● **Collected data entries**
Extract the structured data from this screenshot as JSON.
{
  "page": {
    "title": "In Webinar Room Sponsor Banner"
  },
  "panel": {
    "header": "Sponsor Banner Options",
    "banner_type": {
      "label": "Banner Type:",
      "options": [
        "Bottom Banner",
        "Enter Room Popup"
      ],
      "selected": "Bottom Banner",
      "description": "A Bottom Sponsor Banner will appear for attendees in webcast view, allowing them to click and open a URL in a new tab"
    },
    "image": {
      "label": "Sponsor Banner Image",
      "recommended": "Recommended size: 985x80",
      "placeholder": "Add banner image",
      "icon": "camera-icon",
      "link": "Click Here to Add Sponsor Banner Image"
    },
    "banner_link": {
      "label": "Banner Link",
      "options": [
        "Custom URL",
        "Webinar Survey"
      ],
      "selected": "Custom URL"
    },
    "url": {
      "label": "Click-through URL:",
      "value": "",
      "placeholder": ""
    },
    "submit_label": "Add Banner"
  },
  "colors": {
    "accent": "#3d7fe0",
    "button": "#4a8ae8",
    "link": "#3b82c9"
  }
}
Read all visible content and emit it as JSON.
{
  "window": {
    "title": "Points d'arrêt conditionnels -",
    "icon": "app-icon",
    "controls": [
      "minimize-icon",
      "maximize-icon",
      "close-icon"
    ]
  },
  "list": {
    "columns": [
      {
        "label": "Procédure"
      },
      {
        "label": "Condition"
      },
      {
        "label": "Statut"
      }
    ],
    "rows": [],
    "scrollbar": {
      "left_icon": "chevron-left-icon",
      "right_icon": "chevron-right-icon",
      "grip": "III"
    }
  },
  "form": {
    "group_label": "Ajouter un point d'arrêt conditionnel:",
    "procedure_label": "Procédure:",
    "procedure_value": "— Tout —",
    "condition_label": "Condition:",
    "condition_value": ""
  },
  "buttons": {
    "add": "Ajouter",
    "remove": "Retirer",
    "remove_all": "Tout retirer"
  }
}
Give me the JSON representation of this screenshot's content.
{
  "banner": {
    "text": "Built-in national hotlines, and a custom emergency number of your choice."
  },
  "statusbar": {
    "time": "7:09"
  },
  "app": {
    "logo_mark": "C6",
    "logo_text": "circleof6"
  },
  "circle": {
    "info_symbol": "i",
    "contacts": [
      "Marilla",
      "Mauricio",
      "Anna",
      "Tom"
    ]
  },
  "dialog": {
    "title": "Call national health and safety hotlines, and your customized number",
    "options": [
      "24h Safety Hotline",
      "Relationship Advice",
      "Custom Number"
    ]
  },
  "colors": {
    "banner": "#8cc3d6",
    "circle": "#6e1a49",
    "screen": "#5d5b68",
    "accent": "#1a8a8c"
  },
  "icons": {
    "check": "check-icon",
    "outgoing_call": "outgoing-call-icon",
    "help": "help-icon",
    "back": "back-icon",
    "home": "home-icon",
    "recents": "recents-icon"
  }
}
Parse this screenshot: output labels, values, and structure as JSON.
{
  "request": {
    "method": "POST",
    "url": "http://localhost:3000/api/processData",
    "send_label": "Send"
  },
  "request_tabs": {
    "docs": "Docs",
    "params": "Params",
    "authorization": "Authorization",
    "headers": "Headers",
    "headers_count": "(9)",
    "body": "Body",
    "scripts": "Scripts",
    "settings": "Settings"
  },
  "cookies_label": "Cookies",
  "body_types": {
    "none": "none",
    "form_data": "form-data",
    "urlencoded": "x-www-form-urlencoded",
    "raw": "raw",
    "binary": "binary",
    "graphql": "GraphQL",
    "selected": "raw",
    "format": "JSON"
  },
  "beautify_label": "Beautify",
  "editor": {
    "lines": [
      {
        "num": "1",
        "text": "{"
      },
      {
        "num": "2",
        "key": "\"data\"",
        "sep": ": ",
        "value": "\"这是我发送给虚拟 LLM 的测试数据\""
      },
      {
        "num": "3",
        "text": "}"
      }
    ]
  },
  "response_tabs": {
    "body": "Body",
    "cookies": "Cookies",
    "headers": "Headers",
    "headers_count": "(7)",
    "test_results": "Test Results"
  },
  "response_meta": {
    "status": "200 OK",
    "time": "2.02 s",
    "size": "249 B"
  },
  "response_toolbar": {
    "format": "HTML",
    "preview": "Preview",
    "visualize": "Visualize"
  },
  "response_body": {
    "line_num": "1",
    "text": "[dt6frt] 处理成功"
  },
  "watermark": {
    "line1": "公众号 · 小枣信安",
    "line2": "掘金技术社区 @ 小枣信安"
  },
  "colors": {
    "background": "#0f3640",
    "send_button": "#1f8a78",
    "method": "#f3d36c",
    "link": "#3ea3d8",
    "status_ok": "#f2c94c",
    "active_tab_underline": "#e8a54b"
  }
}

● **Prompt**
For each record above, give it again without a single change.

● **Response for this exercise**
Extract the structured data from this screenshot as JSON.
{
  "page": {
    "title": "In Webinar Room Sponsor Banner"
  },
  "panel": {
    "header": "Sponsor Banner Options",
    "banner_type": {
      "label": "Banner Type:",
      "options": [
        "Bottom Banner",
        "Enter Room Popup"
      ],
      "selected": "Bottom Banner",
      "description": "A Bottom Sponsor Banner will appear for attendees in webcast view, allowing them to click and open a URL in a new tab"
    },
    "image": {
      "label": "Sponsor Banner Image",
      "recommended": "Recommended size: 985x80",
      "placeholder": "Add banner image",
      "icon": "camera-icon",
      "link": "Click Here to Add Sponsor Banner Image"
    },
    "banner_link": {
      "label": "Banner Link",
      "options": [
        "Custom URL",
        "Webinar Survey"
      ],
      "selected": "Custom URL"
    },
    "url": {
      "label": "Click-through URL:",
      "value": "",
      "placeholder": ""
    },
    "submit_label": "Add Banner"
  },
  "colors": {
    "accent": "#3d7fe0",
    "button": "#4a8ae8",
    "link": "#3b82c9"
  }
}
Read all visible content and emit it as JSON.
{
  "window": {
    "title": "Points d'arrêt conditionnels -",
    "icon": "app-icon",
    "controls": [
      "minimize-icon",
      "maximize-icon",
      "close-icon"
    ]
  },
  "list": {
    "columns": [
      {
        "label": "Procédure"
      },
      {
        "label": "Condition"
      },
      {
        "label": "Statut"
      }
    ],
    "rows": [],
    "scrollbar": {
      "left_icon": "chevron-left-icon",
      "right_icon": "chevron-right-icon",
      "grip": "III"
    }
  },
  "form": {
    "group_label": "Ajouter un point d'arrêt conditionnel:",
    "procedure_label": "Procédure:",
    "procedure_value": "— Tout —",
    "condition_label": "Condition:",
    "condition_value": ""
  },
  "buttons": {
    "add": "Ajouter",
    "remove": "Retirer",
    "remove_all": "Tout retirer"
  }
}
Give me the JSON representation of this screenshot's content.
{
  "banner": {
    "text": "Built-in national hotlines, and a custom emergency number of your choice."
  },
  "statusbar": {
    "time": "7:09"
  },
  "app": {
    "logo_mark": "C6",
    "logo_text": "circleof6"
  },
  "circle": {
    "info_symbol": "i",
    "contacts": [
      "Marilla",
      "Mauricio",
      "Anna",
      "Tom"
    ]
  },
  "dialog": {
    "title": "Call national health and safety hotlines, and your customized number",
    "options": [
      "24h Safety Hotline",
      "Relationship Advice",
      "Custom Number"
    ]
  },
  "colors": {
    "banner": "#8cc3d6",
    "circle": "#6e1a49",
    "screen": "#5d5b68",
    "accent": "#1a8a8c"
  },
  "icons": {
    "check": "check-icon",
    "outgoing_call": "outgoing-call-icon",
    "help": "help-icon",
    "back": "back-icon",
    "home": "home-icon",
    "recents": "recents-icon"
  }
}
Parse this screenshot: output labels, values, and structure as JSON.
{
  "request": {
    "method": "POST",
    "url": "http://localhost:3000/api/processData",
    "send_label": "Send"
  },
  "request_tabs": {
    "docs": "Docs",
    "params": "Params",
    "authorization": "Authorization",
    "headers": "Headers",
    "headers_count": "(9)",
    "body": "Body",
    "scripts": "Scripts",
    "settings": "Settings"
  },
  "cookies_label": "Cookies",
  "body_types": {
    "none": "none",
    "form_data": "form-data",
    "urlencoded": "x-www-form-urlencoded",
    "raw": "raw",
    "binary": "binary",
    "graphql": "GraphQL",
    "selected": "raw",
    "format": "JSON"
  },
  "beautify_label": "Beautify",
  "editor": {
    "lines": [
      {
        "num": "1",
        "text": "{"
      },
      {
        "num": "2",
        "key": "\"data\"",
        "sep": ": ",
        "value": "\"这是我发送给虚拟 LLM 的测试数据\""
      },
      {
        "num": "3",
        "text": "}"
      }
    ]
  },
  "response_tabs": {
    "body": "Body",
    "cookies": "Cookies",
    "headers": "Headers",
    "headers_count": "(7)",
    "test_results": "Test Results"
  },
  "response_meta": {
    "status": "200 OK",
    "time": "2.02 s",
    "size": "249 B"
  },
  "response_toolbar": {
    "format": "HTML",
    "preview": "Preview",
    "visualize": "Visualize"
  },
  "response_body": {
    "line_num": "1",
    "text": "[dt6frt] 处理成功"
  },
  "watermark": {
    "line1": "公众号 · 小枣信安",
    "line2": "掘金技术社区 @ 小枣信安"
  },
  "colors": {
    "background": "#0f3640",
    "send_button": "#1f8a78",
    "method": "#f3d36c",
    "link": "#3ea3d8",
    "status_ok": "#f2c94c",
    "active_tab_underline": "#e8a54b"
  }
}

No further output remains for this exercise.